Although it must be a thousand years
ago that I sat in a class in story writing at Stanford, I remember
the experience very clearly. I was bright-eyes and bushy-brained
and prepared to absorb the secret formula for writing good short
stories, even great short stories. This illusion was canceled very
quickly. The only way to write a good short story, we were told,
is to write a good short story. Only after it is written can it
be taken apart to see how it was done. It is a most difficult form,
as we were told, and the proof lies in how very few great short
stories there are in the world.
The basic rule given us was simple
and heartbreaking. A story to be effective had to convey something
from the writer to the reader, and the power of its offering was
the measure of its excellence. Outside of that, there were no rules.
A story could be about anything and could use any means and any
technique at all - so long as it was effective. As a subhead to
this rule, it seemed to be necessary for the writer to know what
he wanted to say, in short, what he was talking about. As an exercise
we were to try reducing the meat of our story to one sentence,
for only then could we know it well enough to enlarge it to three-
or six- or ten-thousand words.
So there went the magic formula, the
secret ingredient. With no more than that, we were set on the desolate,
lonely path of the writer. And we must have turned in some abysmally
bad stories. If I had expected to be discovered in a full bloom
of excellence, the grades given my efforts quickly disillusioned
me. And if I felt unjustly criticized, the judgments of editors
for many years afterward upheld my teacher's side, not mine. The
low grades on my college stories were echoed in the rejection slips,
in the hundreds of rejection slips.
It seemed unfair. I could read a fine
story and could even know how it was done. Why could I not then
do it myself? Well, I couldn't, and maybe it's because no two stories
dare be alike. Over the years I have written a great many stories
and I still don't know how to go about it except to write it and
take my chances.
If there is a magic in story writing,
and I am convinced there is, no one has ever been able to reduce
it to a recipe that can be passed from one person to another. The
formula seems to lie solely in the aching urge of the writer to
convey something he feels important to the reader. If the writer
has that urge, he may sometimes, but by no means always, find the
way to do it. You must perceive the excellence that makes a good
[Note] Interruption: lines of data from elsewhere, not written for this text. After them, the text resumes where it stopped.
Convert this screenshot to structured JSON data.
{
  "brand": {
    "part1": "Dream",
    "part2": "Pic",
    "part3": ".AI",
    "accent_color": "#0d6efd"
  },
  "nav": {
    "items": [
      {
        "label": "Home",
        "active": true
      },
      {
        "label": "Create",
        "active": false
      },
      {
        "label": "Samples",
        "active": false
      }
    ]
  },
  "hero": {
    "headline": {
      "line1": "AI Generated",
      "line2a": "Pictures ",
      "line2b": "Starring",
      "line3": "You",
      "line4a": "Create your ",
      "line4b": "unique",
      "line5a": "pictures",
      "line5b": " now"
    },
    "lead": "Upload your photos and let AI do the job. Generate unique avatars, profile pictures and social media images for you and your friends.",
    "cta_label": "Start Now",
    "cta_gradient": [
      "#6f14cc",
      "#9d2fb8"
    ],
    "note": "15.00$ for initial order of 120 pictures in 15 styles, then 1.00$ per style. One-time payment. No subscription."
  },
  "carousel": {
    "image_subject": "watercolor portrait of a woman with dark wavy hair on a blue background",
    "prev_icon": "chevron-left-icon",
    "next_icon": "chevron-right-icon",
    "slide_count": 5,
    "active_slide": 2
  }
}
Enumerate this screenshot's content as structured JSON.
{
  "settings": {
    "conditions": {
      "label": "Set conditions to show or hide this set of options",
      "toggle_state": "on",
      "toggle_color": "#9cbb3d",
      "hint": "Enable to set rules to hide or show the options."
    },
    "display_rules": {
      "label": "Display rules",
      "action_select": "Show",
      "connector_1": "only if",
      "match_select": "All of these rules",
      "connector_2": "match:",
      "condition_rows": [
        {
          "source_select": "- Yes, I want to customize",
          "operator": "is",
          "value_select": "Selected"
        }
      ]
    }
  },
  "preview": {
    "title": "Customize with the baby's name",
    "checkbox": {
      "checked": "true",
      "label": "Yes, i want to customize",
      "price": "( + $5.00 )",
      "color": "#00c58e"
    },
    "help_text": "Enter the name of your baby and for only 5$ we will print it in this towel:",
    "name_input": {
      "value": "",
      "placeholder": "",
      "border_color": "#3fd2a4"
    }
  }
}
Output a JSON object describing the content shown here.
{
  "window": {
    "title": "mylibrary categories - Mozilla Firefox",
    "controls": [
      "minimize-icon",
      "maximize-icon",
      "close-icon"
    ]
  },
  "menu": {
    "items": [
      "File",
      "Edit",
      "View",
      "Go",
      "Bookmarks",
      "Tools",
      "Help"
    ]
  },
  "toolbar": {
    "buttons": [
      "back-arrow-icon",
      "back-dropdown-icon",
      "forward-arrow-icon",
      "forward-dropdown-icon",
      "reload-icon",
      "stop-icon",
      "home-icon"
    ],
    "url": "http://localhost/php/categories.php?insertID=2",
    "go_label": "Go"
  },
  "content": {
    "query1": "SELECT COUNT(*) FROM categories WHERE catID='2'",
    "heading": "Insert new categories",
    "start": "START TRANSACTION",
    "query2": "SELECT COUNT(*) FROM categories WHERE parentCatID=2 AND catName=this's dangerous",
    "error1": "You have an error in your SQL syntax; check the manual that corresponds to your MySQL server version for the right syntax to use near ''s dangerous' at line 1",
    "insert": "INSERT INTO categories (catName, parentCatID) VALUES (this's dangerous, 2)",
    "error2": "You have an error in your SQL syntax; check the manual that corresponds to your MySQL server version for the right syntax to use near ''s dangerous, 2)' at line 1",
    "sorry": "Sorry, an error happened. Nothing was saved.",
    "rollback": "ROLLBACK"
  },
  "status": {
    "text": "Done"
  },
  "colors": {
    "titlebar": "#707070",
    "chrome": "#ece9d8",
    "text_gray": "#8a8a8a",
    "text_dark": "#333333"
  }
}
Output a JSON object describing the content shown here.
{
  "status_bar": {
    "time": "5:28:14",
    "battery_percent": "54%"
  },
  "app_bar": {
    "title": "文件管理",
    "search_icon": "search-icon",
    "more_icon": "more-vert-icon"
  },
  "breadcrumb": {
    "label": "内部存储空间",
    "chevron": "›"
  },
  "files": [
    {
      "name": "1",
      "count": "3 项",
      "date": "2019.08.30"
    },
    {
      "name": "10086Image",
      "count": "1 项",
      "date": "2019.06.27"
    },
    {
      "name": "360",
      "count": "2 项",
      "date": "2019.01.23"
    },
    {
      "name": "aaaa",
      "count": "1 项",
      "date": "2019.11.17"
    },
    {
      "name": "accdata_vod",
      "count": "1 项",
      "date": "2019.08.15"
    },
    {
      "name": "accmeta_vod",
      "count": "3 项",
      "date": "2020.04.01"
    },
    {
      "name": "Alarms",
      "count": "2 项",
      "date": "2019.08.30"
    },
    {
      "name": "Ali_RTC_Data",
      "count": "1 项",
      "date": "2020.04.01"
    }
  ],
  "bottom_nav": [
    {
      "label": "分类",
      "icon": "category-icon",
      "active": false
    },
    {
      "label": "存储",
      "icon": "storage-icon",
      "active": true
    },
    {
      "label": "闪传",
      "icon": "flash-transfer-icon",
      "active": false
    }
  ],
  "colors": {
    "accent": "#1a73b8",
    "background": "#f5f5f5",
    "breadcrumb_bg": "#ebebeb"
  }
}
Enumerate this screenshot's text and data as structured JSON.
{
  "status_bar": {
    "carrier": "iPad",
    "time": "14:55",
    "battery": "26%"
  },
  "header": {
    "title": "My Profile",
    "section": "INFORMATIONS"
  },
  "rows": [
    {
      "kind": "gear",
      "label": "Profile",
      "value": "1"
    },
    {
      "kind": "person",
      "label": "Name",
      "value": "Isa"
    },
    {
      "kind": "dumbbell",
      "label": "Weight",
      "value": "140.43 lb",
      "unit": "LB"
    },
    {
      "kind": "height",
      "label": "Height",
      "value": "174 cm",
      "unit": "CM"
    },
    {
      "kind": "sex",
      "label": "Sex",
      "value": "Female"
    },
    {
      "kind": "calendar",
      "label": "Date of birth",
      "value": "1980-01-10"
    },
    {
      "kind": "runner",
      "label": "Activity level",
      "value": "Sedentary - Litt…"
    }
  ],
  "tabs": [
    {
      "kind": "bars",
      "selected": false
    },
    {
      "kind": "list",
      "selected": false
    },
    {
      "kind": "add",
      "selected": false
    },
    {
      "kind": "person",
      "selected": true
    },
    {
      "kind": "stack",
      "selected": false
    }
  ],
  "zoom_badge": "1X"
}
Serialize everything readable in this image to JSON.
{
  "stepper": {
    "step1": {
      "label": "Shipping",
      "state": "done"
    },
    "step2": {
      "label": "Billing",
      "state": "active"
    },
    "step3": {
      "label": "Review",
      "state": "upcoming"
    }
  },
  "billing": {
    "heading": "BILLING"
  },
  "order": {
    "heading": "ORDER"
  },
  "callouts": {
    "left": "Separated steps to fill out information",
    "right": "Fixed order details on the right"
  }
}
story good or the errors that makes a bad story. For a bad story
is only an ineffective story.
It is not so very hard to judge a story
after it is written, but, after many years, to start a story still
scares me to death. I will go so far as to say that the writer
who not scared is happily unaware of the remote and tantalizing
majesty of the medium.
I remember one last piece of advice
given me. It was during the exuberance of the rich and frantic
'20s, and I was going out into that world to try and to be a writer.
I was told, "It's going to take a long
time, and you haven't got any money. Maybe it would be better if
you could go to Europe."
"Why?" I asked.
"Because in Europe poverty is a misfortune,
but in America it is shameful. I wonder whether or not you can
stand the shame of being poor."
It wasn't too long afterward that the
depression came. Then everyone was poor and it was no shame anymore.
And so I will never know whether or not I could have stood it.
But surely my teacher was right about one thing. It took a long
time - a very long time. And it is still going on, and it has never
She told me it wouldn't.